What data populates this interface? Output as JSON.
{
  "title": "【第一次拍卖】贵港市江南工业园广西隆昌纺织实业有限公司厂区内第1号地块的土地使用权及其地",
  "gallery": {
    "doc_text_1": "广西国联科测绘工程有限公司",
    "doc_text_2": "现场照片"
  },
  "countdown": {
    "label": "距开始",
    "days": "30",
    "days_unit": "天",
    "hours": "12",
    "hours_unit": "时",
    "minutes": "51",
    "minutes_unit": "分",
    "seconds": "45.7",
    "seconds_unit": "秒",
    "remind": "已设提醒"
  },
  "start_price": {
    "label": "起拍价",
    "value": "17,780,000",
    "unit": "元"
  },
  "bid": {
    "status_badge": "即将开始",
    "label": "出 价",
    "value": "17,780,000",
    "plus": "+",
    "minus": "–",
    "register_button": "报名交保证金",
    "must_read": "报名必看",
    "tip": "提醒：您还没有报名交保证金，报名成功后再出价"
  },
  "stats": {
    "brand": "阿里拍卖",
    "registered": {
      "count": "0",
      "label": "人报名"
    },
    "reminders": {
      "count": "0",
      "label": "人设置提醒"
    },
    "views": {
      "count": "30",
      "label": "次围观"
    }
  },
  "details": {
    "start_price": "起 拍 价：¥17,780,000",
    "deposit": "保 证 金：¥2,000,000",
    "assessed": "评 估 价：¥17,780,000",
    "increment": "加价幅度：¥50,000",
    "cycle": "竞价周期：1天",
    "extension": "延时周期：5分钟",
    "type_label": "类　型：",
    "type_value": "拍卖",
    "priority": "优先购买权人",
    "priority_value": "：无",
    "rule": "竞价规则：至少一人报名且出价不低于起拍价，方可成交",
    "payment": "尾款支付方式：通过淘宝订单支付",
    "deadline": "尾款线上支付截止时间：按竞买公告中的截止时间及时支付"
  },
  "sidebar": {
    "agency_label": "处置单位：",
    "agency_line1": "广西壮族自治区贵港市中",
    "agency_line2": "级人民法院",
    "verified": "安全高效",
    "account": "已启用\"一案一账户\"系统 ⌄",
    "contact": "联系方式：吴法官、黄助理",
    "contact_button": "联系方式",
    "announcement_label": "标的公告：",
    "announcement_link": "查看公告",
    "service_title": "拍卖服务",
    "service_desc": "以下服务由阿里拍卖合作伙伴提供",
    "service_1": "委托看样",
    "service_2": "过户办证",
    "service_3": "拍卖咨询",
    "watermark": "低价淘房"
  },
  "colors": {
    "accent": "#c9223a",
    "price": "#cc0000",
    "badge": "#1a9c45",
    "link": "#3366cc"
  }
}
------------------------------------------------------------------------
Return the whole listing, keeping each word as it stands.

What data populates this interface? Output as JSON.
{
  "title": "【第一次拍卖】贵港市江南工业园广西隆昌纺织实业有限公司厂区内第1号地块的土地使用权及其地",
  "gallery": {
    "doc_text_1": "广西国联科测绘工程有限公司",
    "doc_text_2": "现场照片"
  },
  "countdown": {
    "label": "距开始",
    "days": "30",
    "days_unit": "天",
    "hours": "12",
    "hours_unit": "时",
    "minutes": "51",
    "minutes_unit": "分",
    "seconds": "45.7",
    "seconds_unit": "秒",
    "remind": "已设提醒"
  },
  "start_price": {
    "label": "起拍价",
    "value": "17,780,000",
    "unit": "元"
  },
  "bid": {
    "status_badge": "即将开始",
    "label": "出 价",
    "value": "17,780,000",
    "plus": "+",
    "minus": "–",
    "register_button": "报名交保证金",
    "must_read": "报名必看",
    "tip": "提醒：您还没有报名交保证金，报名成功后再出价"
  },
  "stats": {
    "brand": "阿里拍卖",
    "registered": {
      "count": "0",
      "label": "人报名"
    },
    "reminders": {
      "count": "0",
      "label": "人设置提醒"
    },
    "views": {
      "count": "30",
      "label": "次围观"
    }
  },
  "details": {
    "start_price": "起 拍 价：¥17,780,000",
    "deposit": "保 证 金：¥2,000,000",
    "assessed": "评 估 价：¥17,780,000",
    "increment": "加价幅度：¥50,000",
    "cycle": "竞价周期：1天",
    "extension": "延时周期：5分钟",
    "type_label": "类　型：",
    "type_value": "拍卖",
    "priority": "优先购买权人",
    "priority_value": "：无",
    "rule": "竞价规则：至少一人报名且出价不低于起拍价，方可成交",
    "payment": "尾款支付方式：通过淘宝订单支付",
    "deadline": "尾款线上支付截止时间：按竞买公告中的截止时间及时支付"
  },
  "sidebar": {
    "agency_label": "处置单位：",
    "agency_line1": "广西壮族自治区贵港市中",
    "agency_line2": "级人民法院",
    "verified": "安全高效",
    "account": "已启用\"一案一账户\"系统 ⌄",
    "contact": "联系方式：吴法官、黄助理",
    "contact_button": "联系方式",
    "announcement_label": "标的公告：",
    "announcement_link": "查看公告",
    "service_title": "拍卖服务",
    "service_desc": "以下服务由阿里拍卖合作伙伴提供",
    "service_1": "委托看样",
    "service_2": "过户办证",
    "service_3": "拍卖咨询",
    "watermark": "低价淘房"
  },
  "colors": {
    "accent": "#c9223a",
    "price": "#cc0000",
    "badge": "#1a9c45",
    "link": "#3366cc"
  }
}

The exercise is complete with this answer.